_What you are asked to do_:
The answer must be an exact copy of the lines from the one with "Convert this screenshot" to the last line of the entries below, both included, and must contain no pictures.

Entries from a dataset of interfaces:
◇ ◇ ◇ ◇

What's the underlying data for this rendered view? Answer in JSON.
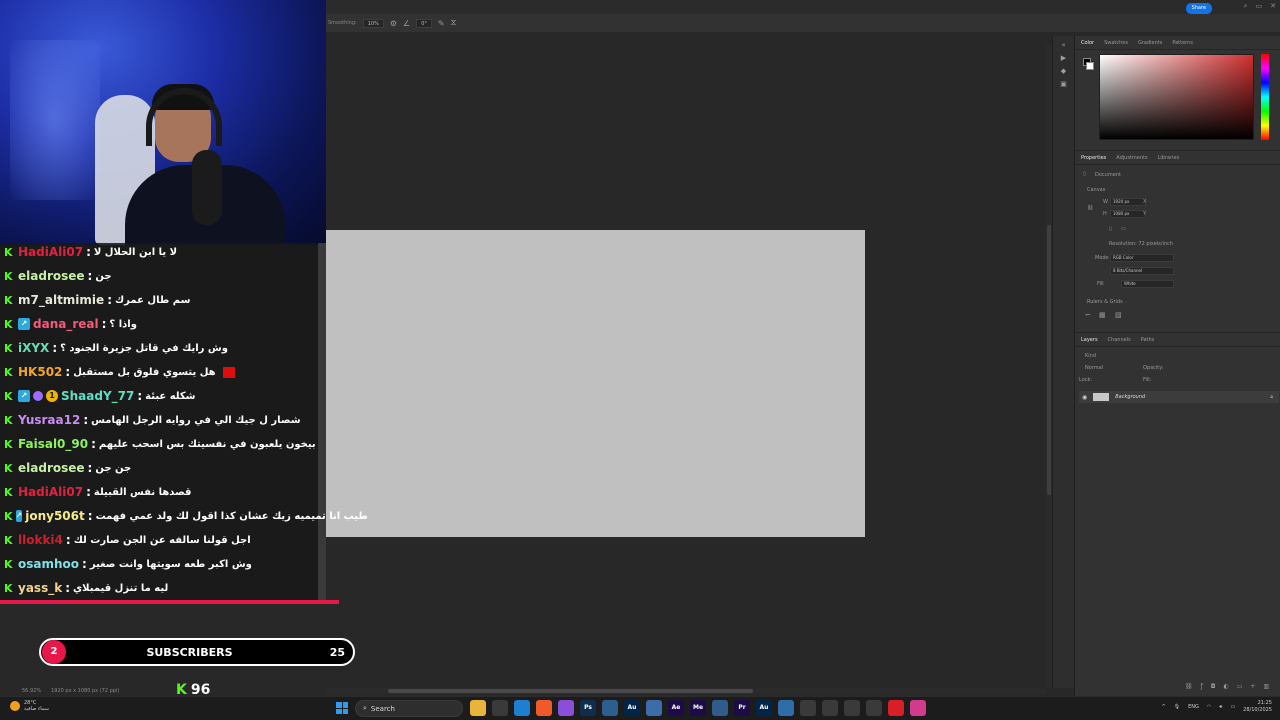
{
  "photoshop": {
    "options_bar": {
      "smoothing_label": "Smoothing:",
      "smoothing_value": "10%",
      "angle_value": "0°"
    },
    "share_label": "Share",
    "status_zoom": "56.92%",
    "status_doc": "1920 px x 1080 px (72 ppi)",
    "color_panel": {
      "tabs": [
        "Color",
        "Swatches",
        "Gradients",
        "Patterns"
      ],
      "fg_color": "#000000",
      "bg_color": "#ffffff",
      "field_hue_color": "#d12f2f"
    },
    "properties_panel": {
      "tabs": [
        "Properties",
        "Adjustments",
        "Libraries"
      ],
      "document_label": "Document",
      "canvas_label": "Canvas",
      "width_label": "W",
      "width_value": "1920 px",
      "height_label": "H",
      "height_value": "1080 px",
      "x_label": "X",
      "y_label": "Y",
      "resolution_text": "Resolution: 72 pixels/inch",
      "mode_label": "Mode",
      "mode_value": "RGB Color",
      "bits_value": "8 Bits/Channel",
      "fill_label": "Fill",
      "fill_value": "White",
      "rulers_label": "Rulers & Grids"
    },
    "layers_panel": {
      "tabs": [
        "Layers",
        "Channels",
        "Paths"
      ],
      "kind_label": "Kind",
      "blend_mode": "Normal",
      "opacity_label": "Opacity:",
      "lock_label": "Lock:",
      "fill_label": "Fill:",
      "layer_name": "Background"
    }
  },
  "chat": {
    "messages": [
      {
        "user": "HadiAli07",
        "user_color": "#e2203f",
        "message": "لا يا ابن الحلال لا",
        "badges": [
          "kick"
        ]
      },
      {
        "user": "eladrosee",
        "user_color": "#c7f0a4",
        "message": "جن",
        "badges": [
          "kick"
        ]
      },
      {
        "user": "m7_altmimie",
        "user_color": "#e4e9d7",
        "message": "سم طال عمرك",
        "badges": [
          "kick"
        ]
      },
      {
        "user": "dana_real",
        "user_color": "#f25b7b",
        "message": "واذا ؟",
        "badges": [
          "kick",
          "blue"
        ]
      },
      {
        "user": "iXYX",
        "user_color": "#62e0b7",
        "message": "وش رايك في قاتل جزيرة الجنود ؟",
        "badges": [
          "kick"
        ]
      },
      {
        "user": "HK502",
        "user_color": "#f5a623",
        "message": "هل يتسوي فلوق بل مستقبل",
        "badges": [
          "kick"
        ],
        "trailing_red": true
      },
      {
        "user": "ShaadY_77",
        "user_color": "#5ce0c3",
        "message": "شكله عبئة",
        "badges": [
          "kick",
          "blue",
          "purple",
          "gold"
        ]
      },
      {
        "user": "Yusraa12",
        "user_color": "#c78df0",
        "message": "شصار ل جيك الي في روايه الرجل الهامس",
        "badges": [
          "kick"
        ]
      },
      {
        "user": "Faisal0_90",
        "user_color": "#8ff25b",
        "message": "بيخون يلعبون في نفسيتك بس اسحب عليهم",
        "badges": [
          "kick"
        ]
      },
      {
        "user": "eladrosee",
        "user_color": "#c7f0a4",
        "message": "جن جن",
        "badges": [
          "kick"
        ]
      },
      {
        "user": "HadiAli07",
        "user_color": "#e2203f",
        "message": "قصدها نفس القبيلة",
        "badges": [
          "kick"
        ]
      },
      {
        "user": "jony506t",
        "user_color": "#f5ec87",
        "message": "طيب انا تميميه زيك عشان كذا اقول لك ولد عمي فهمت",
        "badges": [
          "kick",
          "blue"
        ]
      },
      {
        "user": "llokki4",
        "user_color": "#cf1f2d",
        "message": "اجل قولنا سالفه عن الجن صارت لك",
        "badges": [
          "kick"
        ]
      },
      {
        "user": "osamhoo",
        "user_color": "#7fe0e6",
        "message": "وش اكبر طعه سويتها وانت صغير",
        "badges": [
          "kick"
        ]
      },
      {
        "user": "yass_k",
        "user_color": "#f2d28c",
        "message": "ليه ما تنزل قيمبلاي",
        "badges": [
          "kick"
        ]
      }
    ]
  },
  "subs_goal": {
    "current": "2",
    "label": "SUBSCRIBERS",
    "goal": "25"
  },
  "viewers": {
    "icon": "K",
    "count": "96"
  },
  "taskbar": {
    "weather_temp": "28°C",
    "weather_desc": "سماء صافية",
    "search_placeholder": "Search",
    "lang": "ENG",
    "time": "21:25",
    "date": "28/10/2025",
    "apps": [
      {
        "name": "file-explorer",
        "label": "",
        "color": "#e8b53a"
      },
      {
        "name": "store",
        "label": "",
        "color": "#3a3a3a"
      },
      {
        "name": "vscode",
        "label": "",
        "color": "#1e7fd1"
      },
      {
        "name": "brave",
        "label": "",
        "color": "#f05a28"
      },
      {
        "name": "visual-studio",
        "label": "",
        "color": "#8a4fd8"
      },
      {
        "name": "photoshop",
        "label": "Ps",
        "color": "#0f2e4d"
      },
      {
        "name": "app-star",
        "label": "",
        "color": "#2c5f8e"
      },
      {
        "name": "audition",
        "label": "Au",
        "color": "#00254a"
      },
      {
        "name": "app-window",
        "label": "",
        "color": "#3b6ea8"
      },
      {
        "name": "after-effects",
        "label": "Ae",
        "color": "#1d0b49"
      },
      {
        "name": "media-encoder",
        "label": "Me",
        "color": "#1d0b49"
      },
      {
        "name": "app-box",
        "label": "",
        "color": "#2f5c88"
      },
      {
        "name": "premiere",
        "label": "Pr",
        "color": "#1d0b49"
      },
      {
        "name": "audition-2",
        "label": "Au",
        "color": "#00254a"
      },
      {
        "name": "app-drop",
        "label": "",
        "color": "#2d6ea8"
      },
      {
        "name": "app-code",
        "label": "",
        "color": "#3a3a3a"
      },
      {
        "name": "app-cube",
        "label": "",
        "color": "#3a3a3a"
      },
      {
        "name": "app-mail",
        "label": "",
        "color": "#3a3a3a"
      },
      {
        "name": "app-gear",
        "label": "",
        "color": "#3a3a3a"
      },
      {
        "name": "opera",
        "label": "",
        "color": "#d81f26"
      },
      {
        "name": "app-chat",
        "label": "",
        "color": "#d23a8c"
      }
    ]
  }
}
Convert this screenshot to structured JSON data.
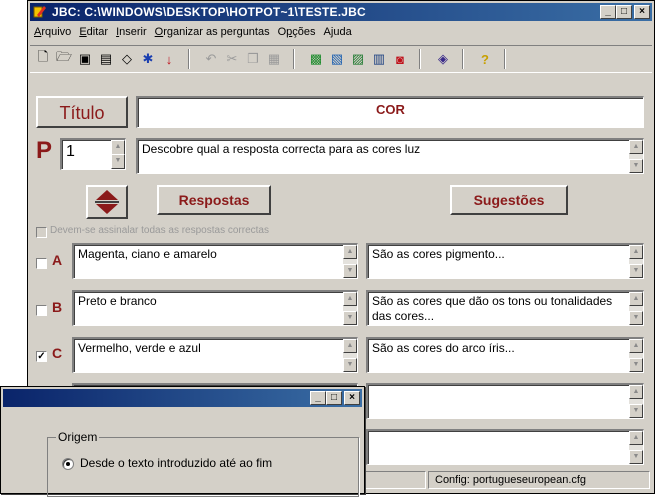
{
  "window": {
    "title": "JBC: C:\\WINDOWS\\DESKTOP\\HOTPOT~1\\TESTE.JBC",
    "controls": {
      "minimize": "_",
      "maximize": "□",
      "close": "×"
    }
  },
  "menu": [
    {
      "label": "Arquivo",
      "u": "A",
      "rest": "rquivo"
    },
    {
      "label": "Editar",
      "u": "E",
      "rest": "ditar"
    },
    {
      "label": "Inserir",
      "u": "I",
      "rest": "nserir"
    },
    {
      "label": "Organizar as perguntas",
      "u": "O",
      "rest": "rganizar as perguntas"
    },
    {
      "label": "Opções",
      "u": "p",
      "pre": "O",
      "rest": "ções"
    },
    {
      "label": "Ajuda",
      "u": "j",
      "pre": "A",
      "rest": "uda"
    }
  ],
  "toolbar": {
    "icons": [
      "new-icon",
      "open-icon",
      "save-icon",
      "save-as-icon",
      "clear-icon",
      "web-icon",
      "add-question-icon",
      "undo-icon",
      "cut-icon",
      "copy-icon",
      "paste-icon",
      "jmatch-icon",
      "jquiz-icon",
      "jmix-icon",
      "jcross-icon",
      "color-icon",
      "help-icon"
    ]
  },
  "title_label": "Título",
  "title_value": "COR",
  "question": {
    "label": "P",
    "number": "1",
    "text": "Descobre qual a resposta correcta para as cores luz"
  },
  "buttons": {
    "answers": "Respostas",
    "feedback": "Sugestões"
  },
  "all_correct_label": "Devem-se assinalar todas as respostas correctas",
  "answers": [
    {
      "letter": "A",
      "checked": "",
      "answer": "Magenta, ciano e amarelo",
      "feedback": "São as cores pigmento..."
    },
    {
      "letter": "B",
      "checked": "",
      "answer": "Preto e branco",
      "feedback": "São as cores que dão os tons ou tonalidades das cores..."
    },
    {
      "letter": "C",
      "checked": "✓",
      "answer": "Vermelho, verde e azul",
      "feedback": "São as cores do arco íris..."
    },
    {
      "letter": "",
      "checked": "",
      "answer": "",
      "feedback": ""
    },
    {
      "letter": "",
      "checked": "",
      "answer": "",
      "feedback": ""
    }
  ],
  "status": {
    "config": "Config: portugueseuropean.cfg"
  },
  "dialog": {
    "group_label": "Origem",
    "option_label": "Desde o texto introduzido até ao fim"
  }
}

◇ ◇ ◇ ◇

_Output for this exercise_:
Convert this screenshot to structured JSON data.
{
  "window": {
    "title": "JBC: C:\\WINDOWS\\DESKTOP\\HOTPOT~1\\TESTE.JBC",
    "controls": {
      "minimize": "_",
      "maximize": "□",
      "close": "×"
    }
  },
  "menu": [
    {
      "label": "Arquivo",
      "u": "A",
      "rest": "rquivo"
    },
    {
      "label": "Editar",
      "u": "E",
      "rest": "ditar"
    },
    {
      "label": "Inserir",
      "u": "I",
      "rest": "nserir"
    },
    {
      "label": "Organizar as perguntas",
      "u": "O",
      "rest": "rganizar as perguntas"
    },
    {
      "label": "Opções",
      "u": "p",
      "pre": "O",
      "rest": "ções"
    },
    {
      "label": "Ajuda",
      "u": "j",
      "pre": "A",
      "rest": "uda"
    }
  ],
  "toolbar": {
    "icons": [
      "new-icon",
      "open-icon",
      "save-icon",
      "save-as-icon",
      "clear-icon",
      "web-icon",
      "add-question-icon",
      "undo-icon",
      "cut-icon",
      "copy-icon",
      "paste-icon",
      "jmatch-icon",
      "jquiz-icon",
      "jmix-icon",
      "jcross-icon",
      "color-icon",
      "help-icon"
    ]
  },
  "title_label": "Título",
  "title_value": "COR",
  "question": {
    "label": "P",
    "number": "1",
    "text": "Descobre qual a resposta correcta para as cores luz"
  },
  "buttons": {
    "answers": "Respostas",
    "feedback": "Sugestões"
  },
  "all_correct_label": "Devem-se assinalar todas as respostas correctas",
  "answers": [
    {
      "letter": "A",
      "checked": "",
      "answer": "Magenta, ciano e amarelo",
      "feedback": "São as cores pigmento..."
    },
    {
      "letter": "B",
      "checked": "",
      "answer": "Preto e branco",
      "feedback": "São as cores que dão os tons ou tonalidades das cores..."
    },
    {
      "letter": "C",
      "checked": "✓",
      "answer": "Vermelho, verde e azul",
      "feedback": "São as cores do arco íris..."
    },
    {
      "letter": "",
      "checked": "",
      "answer": "",
      "feedback": ""
    },
    {
      "letter": "",
      "checked": "",
      "answer": "",
      "feedback": ""
    }
  ],
  "status": {
    "config": "Config: portugueseuropean.cfg"
  },
  "dialog": {
    "group_label": "Origem",
    "option_label": "Desde o texto introduzido até ao fim"
  }
}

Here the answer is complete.